This coming Monday morning there is a solar eclipse, it isn’t a total eclipse of the sun, the last of those visible from the UK was in 1999, this is a partial eclipse. It starts 08:49, the point of maximum eclipse is a 10:01 and the moon leaves the solar disk at 11:18.
If you are lucky enough to be in the correct parts of Spain or North East Africa, then you’ll see around 95% of the sun vanish, those of us in the UK will have to be content with less. Here in London the best we’ll get is around 57%. Sky and telescope magazine has a useful chart showing just what you can expect to see depending on your location at the time of maximum eclipse.
If you do intend to watch the ellipse, weather permitting, please do not look at the sun either directly or though smoked glass or the like. There is very real risk of eye damage. Good information on suitable and unsuitable filters for viewing an eclipse are given by NASA.
Eclipses occur because of an interesting coincidence in astronomy, the Moon and Sun have very nearly the same apparent diameter as viewed from the Earth. This allows the moon to cover or partially cover the solar disk leaving the earth in shadow.
The orbit of the moon around the earth is elliptical, not exactly circular. Thus sometimes the moon is closer to the earth (perigee) and sometimes further from the earth (apogee) (note this isn’t the reason the moon sometimes looks large in the sky). So an eclipse occurring when the moon is at apogee occurs with the moon smaller than the sun as viewed from earth. This leads to a bright ring (annulus) of uncovered sun at the moment of maximum eclipse visible to viewers in the area of the antumbra shadow.
A total eclipse of the sun occurs when the moon is a perigee and hence appears larger in the sky. The moon’s apparent diameter is then large enough to cover the whole of the solar disk. Any viewers in the umbra part of the moon’s shadow will experience a total eclipse of the sun, while those in the in the penumbra part will see a partial eclipse of the sun.
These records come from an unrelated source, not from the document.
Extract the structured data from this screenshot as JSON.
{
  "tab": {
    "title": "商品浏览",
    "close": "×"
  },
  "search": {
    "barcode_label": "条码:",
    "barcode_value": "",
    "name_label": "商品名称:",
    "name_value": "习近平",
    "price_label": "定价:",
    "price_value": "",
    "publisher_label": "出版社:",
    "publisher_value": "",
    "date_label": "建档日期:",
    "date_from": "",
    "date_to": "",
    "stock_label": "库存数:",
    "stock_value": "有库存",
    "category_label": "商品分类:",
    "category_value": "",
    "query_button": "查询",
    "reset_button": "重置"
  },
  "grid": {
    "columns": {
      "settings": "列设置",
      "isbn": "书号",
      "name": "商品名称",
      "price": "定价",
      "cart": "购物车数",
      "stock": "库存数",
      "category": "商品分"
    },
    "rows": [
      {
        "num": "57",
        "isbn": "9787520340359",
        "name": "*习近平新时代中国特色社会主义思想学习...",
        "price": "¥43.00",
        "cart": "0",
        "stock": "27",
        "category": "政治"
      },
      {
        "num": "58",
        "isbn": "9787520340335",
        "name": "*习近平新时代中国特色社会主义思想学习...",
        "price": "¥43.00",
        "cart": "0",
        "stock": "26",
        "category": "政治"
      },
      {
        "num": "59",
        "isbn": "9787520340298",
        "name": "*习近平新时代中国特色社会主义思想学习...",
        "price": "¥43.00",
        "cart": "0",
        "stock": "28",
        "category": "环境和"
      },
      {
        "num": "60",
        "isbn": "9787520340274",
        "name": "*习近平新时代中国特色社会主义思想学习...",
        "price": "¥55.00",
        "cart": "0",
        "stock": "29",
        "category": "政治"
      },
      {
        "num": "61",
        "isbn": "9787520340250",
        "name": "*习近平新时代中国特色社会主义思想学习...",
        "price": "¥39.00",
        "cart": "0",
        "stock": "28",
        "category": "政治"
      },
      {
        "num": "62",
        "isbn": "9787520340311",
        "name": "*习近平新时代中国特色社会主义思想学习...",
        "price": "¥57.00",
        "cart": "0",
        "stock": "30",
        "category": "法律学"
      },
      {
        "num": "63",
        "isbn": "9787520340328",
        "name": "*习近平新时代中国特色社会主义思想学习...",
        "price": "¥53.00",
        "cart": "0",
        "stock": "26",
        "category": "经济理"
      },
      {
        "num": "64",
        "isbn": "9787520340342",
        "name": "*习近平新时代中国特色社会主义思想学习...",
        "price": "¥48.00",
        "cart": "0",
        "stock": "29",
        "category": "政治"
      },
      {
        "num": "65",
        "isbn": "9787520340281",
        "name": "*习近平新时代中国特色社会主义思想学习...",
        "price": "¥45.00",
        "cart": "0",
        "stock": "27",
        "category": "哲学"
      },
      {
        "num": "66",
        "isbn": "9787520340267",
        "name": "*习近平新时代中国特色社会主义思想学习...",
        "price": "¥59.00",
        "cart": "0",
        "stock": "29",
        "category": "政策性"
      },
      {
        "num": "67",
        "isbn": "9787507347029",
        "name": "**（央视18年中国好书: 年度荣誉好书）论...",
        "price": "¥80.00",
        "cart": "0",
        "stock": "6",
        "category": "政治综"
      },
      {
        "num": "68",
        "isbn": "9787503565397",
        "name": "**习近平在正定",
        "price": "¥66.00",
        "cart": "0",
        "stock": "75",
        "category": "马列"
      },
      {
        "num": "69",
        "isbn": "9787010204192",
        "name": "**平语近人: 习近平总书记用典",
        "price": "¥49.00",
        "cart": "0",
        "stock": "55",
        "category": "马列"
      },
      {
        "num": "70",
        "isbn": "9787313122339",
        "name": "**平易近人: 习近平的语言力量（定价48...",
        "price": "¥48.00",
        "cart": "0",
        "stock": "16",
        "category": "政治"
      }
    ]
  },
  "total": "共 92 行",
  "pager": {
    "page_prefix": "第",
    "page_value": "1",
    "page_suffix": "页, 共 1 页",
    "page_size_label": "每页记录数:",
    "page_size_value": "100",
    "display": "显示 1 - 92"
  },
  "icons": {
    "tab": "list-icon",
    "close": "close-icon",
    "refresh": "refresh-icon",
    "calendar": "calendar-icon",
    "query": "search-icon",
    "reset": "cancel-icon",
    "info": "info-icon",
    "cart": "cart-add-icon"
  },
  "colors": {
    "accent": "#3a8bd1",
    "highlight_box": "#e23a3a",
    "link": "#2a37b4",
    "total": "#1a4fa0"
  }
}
The next total solar eclipse visible from the UK is in 2061, so book your holiday in Cornwall now….